“How is this different from what’s been done in the past?” he asked. “The big difference with this is that there was an executive order that came out, and it was supposed to make a big splash.”
Denise Gilman, co-director of the Immigration Clinic at the University of Texas School of Law, disagreed.
Gilman argues the transportation of migrants to immigration authorities is a new level of state involvement in immigration enforcement, noting, “The fact that they straight up don’t take them across the border doesn’t take away the immigration enforcement nature of it.”
To stop the practice, Gilman added, the federal government would have to sue, and many, Gilman said, are surprised that the current administration has not already done so, given the unprecedented state involvement in immigration enforcement.
Gilman explained that the lack of a lawsuit may be because the order only calls for state officers to hand migrants to federal immigration authorities at the border, rather than “100 percent state unilateral action.”
Immigration rights advocates have also noted that the order could be Abbott strategically instigating a lawsuit with the goal of overturning the U.S. Supreme Court’s decision in a 2012 Arizona immigration law to increase state involvement in immigration enforcement.
Texas has had some initial success in lawsuits against the current administration that have led to the reinstatement of two of the most consequential immigration policies from Trump’s presidency—Title 42, which closes the border to most people, and Migrant Protection Protocols, which denies asylum-seekers entry while their cases are processed in U.S. courts.

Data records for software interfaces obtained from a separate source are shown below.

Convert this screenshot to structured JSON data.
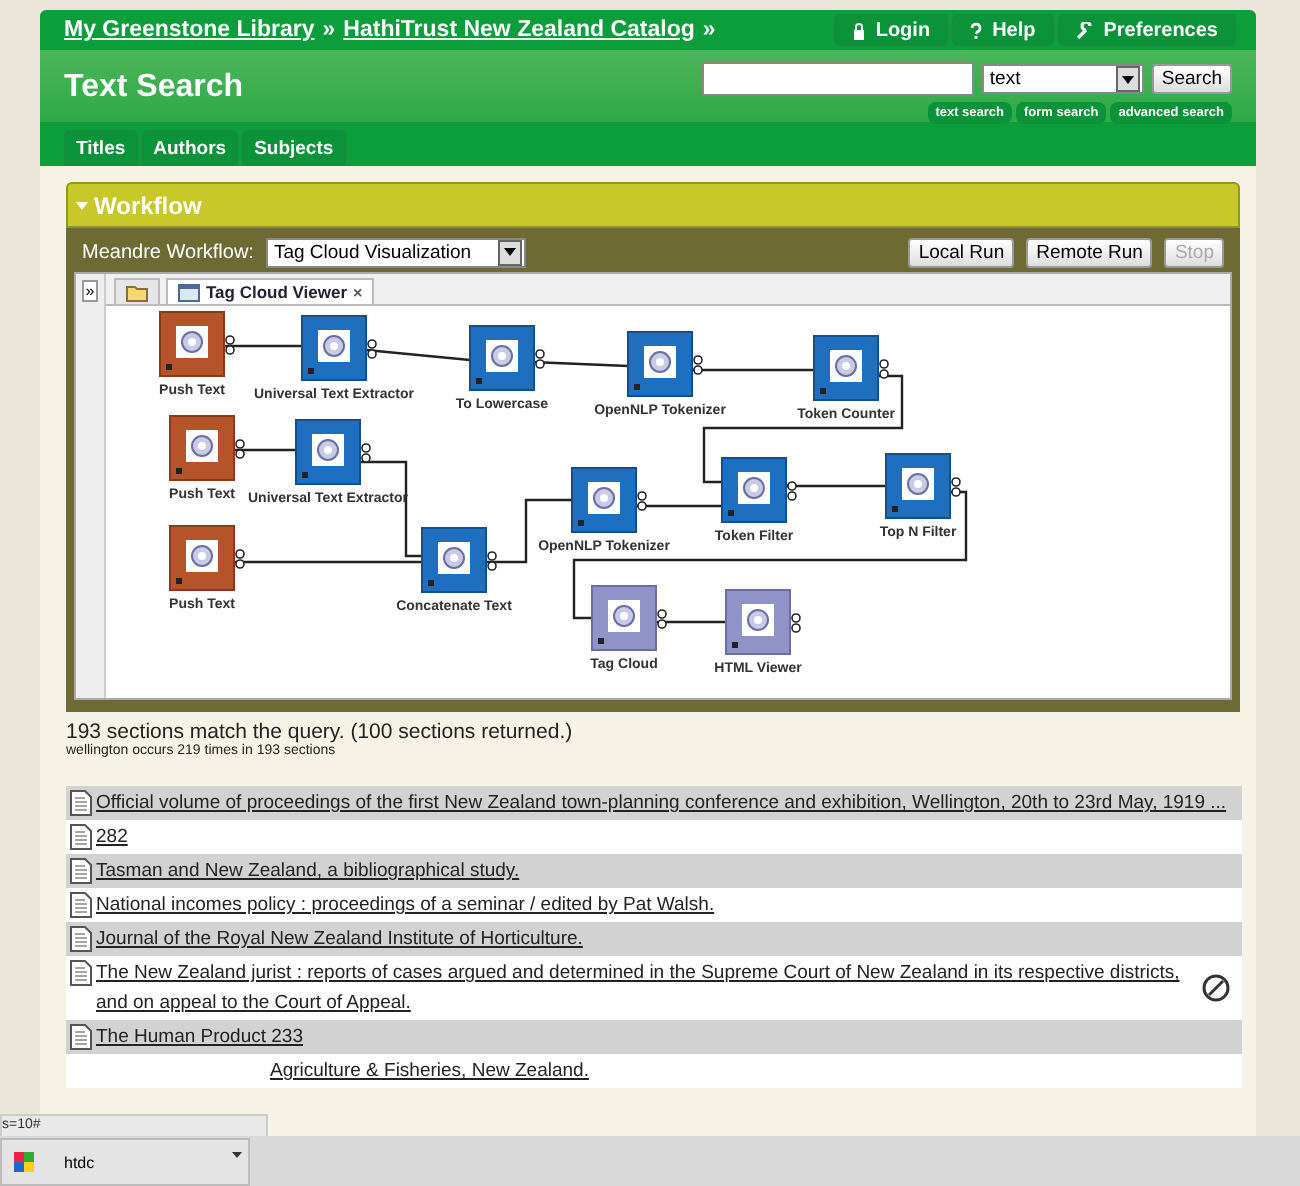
{
  "breadcrumb": {
    "links": [
      "My Greenstone Library",
      "HathiTrust New Zealand Catalog"
    ],
    "separator": "»"
  },
  "nav_buttons": [
    {
      "label": "Login",
      "kind": "lock"
    },
    {
      "label": "Help",
      "kind": "help"
    },
    {
      "label": "Preferences",
      "kind": "wrench"
    }
  ],
  "page_title": "Text Search",
  "search": {
    "scope": "text",
    "button": "Search",
    "links": [
      "text search",
      "form search",
      "advanced search"
    ]
  },
  "tabs": [
    "Titles",
    "Authors",
    "Subjects"
  ],
  "workflow": {
    "title": "Workflow",
    "expanded": true,
    "label": "Meandre Workflow:",
    "selection": "Tag Cloud Visualization",
    "buttons": [
      {
        "label": "Local Run",
        "disabled": false
      },
      {
        "label": "Remote Run",
        "disabled": false
      },
      {
        "label": "Stop",
        "disabled": true
      }
    ],
    "collapse_button": "»",
    "canvas_tabs": [
      {
        "kind": "folder",
        "selected": false
      },
      {
        "kind": "viewer",
        "label": "Tag Cloud Viewer",
        "selected": true,
        "close": "×"
      }
    ],
    "nodes": [
      {
        "label": "Push Text",
        "kind": "input"
      },
      {
        "label": "Universal Text Extractor",
        "kind": "process"
      },
      {
        "label": "To Lowercase",
        "kind": "process"
      },
      {
        "label": "OpenNLP Tokenizer",
        "kind": "process"
      },
      {
        "label": "Token Counter",
        "kind": "process"
      },
      {
        "label": "Push Text",
        "kind": "input"
      },
      {
        "label": "Universal Text Extractor",
        "kind": "process"
      },
      {
        "label": "Concatenate Text",
        "kind": "process"
      },
      {
        "label": "OpenNLP Tokenizer",
        "kind": "process"
      },
      {
        "label": "Token Filter",
        "kind": "process"
      },
      {
        "label": "Top N Filter",
        "kind": "process"
      },
      {
        "label": "Push Text",
        "kind": "input"
      },
      {
        "label": "Tag Cloud",
        "kind": "output"
      },
      {
        "label": "HTML Viewer",
        "kind": "output"
      }
    ]
  },
  "results": {
    "summary": "193 sections match the query. (100 sections returned.)",
    "detail": "wellington occurs 219 times in 193 sections",
    "rows": [
      {
        "title": "Official volume of proceedings of the first New Zealand town-planning conference and exhibition, Wellington, 20th to 23rd May, 1919 ...",
        "kind": "normal"
      },
      {
        "title": "282",
        "kind": "normal"
      },
      {
        "title": "Tasman and New Zealand, a bibliographical study.",
        "kind": "normal"
      },
      {
        "title": "National incomes policy : proceedings of a seminar / edited by Pat Walsh.",
        "kind": "normal"
      },
      {
        "title": "Journal of the Royal New Zealand Institute of Horticulture.",
        "kind": "normal"
      },
      {
        "title": "The New Zealand jurist : reports of cases argued and determined in the Supreme Court of New Zealand in its respective districts, and on appeal to the Court of Appeal.",
        "kind": "marked"
      },
      {
        "title": "The Human Product 233",
        "kind": "normal"
      },
      {
        "title": "Agriculture & Fisheries, New Zealand.",
        "kind": "covered"
      }
    ]
  },
  "status_tooltip": "s=10#",
  "taskbar": {
    "items": [
      {
        "label": "htdc"
      }
    ]
  }
}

Deferred Action for Childhood Arrivals, which allows younger, undocumented immigrants to get renewable work permits, has also been ruled illegal by a federal judge in another lawsuit by Texas. All three of these cases are currently ongoing in federal courts.
In his order, Abbott wrote that, in the ruling of a case in Arizona, the Supreme Court was unclear “whether reasonable suspicion of illegal entry or another immigration crime would be a legitimate basis prolonging a detention, or whether this too would be preempted by federal law.”
Rechlin-Melnick believes Abbott was looking for a loophole in the Arizona case, commenting, “Gov. Abbott says he thinks it’s an open question about whether or not state agents can enforce unlawful entry.”
Many of the restrictions from the Arizona case would be lifted if states can be involved in the enforcement of federal criminal immigration laws, said Rechlin Melnick, who believes Abbott is looking for a “test case” to push the limits on the issue.
While Abbott did not answer questions about whether he wanted the case revisited, other Texas officials have been vocal about wanting the decision reconsidered.
In 2012, the Supreme Court decided local police could not make arrests solely because of someone’s immigration status.
Brent Webster, Texas Assistant Attorney General, said earlier this year that although his office abides by the ruling, it does not agree with it, maintaining, “We welcome laws that might allow us to have a new case that we could go up on to redress this issue because the makeup of the Supreme Court has changed,” Webster said.
Abbott, nonetheless, has circumvented the ruling by ordering state authorities to arrest migrants on state trespassing charges whenever possible, critics claim.
“It’s pretty clear it’s not an open question,” Reichlin-Melnick said, adding the Supreme Court has repeatedly ruled that immigration enforcement is the duty of the federal government and that local and state enforcement cannot enforce immigration law without federal permission.
He reiterated that Abbott is looking for a loophole, adding that “it’s not a particularly strong loophole.”
The ACLU and the ACLU of Texas are calling on U.S. Border Patrol to stop collaborating with the state policy, urging DHS to investigate the reports and take action to ensure Texas state police do not enforce the orders made by Gov. Abbott.